Allow me to share a FB note I sent to my cousin. Our grandma frequently recited stories and poems to us but our favorite was "Little Orphant Annie." The title is virtually synonymis with grandma's name. She was from a small farm community in NW Indiana but lived in Chicago Heights since the time we were born. Maureen, I so much enjoyed your recording, it brought back fond memories. I researched the spelling of the Indiana dialect to write my note and that's how I found your archieve.org
Facebook comment to my cousin Penny:

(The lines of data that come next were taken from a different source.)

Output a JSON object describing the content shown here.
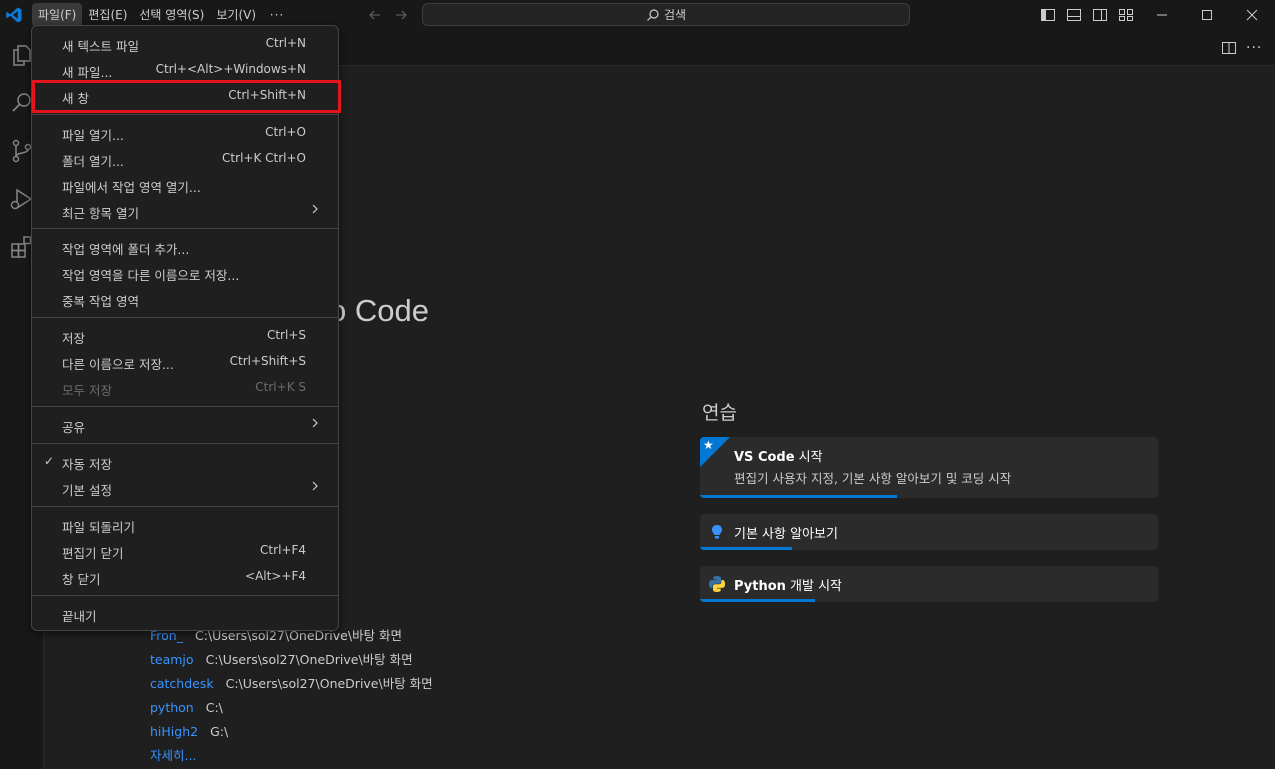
{
  "menubar": {
    "items": [
      "파일(F)",
      "편집(E)",
      "선택 영역(S)",
      "보기(V)"
    ],
    "more": "···"
  },
  "search": {
    "label": "검색"
  },
  "welcome": {
    "title_fragment": "o Code",
    "walkthroughs_heading": "연습",
    "cards": [
      {
        "title_bold": "VS Code",
        "title_rest": " 시작",
        "description": "편집기 사용자 지정, 기본 사항 알아보기 및 코딩 시작",
        "progress": 0.43
      },
      {
        "title_bold": "",
        "title_rest": "기본 사항 알아보기",
        "description": "",
        "progress": 0.2
      },
      {
        "title_bold": "Python",
        "title_rest": " 개발 시작",
        "description": "",
        "progress": 0.25
      }
    ],
    "recent": [
      {
        "name": "Fron_",
        "path": "C:\\Users\\sol27\\OneDrive\\바탕 화면"
      },
      {
        "name": "teamjo",
        "path": "C:\\Users\\sol27\\OneDrive\\바탕 화면"
      },
      {
        "name": "catchdesk",
        "path": "C:\\Users\\sol27\\OneDrive\\바탕 화면"
      },
      {
        "name": "python",
        "path": "C:\\"
      },
      {
        "name": "hiHigh2",
        "path": "G:\\"
      }
    ],
    "more_label": "자세히..."
  },
  "file_menu": {
    "items": [
      {
        "label": "새 텍스트 파일",
        "shortcut": "Ctrl+N"
      },
      {
        "label": "새 파일...",
        "shortcut": "Ctrl+<Alt>+Windows+N"
      },
      {
        "label": "새 창",
        "shortcut": "Ctrl+Shift+N"
      },
      {
        "label": "파일 열기...",
        "shortcut": "Ctrl+O"
      },
      {
        "label": "폴더 열기...",
        "shortcut": "Ctrl+K Ctrl+O"
      },
      {
        "label": "파일에서 작업 영역 열기...",
        "shortcut": ""
      },
      {
        "label": "최근 항목 열기",
        "shortcut": ""
      },
      {
        "label": "작업 영역에 폴더 추가...",
        "shortcut": ""
      },
      {
        "label": "작업 영역을 다른 이름으로 저장...",
        "shortcut": ""
      },
      {
        "label": "중복 작업 영역",
        "shortcut": ""
      },
      {
        "label": "저장",
        "shortcut": "Ctrl+S"
      },
      {
        "label": "다른 이름으로 저장...",
        "shortcut": "Ctrl+Shift+S"
      },
      {
        "label": "모두 저장",
        "shortcut": "Ctrl+K S"
      },
      {
        "label": "공유",
        "shortcut": ""
      },
      {
        "label": "자동 저장",
        "shortcut": ""
      },
      {
        "label": "기본 설정",
        "shortcut": ""
      },
      {
        "label": "파일 되돌리기",
        "shortcut": ""
      },
      {
        "label": "편집기 닫기",
        "shortcut": "Ctrl+F4"
      },
      {
        "label": "창 닫기",
        "shortcut": "<Alt>+F4"
      },
      {
        "label": "끝내기",
        "shortcut": ""
      }
    ],
    "auto_save_checked": true
  },
  "colors": {
    "accent": "#0078d4",
    "highlight": "#e3141b",
    "link": "#3794ff"
  }
}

Of course we family all know someone very endearing to us that Goblins reminds us of. About 20 years ago, I successfully bid on a beautiful 1912, Victor Talking Machine Company, 78 rpm children's record of "Little Orphant Annie." It was recorded by the author himself, James Whitcomb Riley, who died in 1916. The flip side of the record is smooth with the poem lyrics inscribed. Riley, an Indiana native, uses the local dialect for the recording ("And the Gobble-uns'll git you Ef you Don't Watch Out!."). His voice is somewhat eerie and sounds like a crotchety old man (I have a relatively modern turntable that plays 78 rpm). His voice itself should scare children half to death-lol.
The record remains one of my most cherished pieces of nostalgia. I'll eventually pass it on to David (nephew) since he too has a 78 turntable and appreciates stuff like that. I'd love to share it with you sometime (btw, when on earth will that be-lol?) or any other Grandma Reichert lovers.
Penny: I taped Grandma Reichert telling the tale to my kids on her last visit to our home many, many years ago. Just need to find it and convert it to a modern listening device. And I will definitely share it. Maybe 2017 will bring us together. We live in Vegas now and if your kids are on the West coast, should be doable!!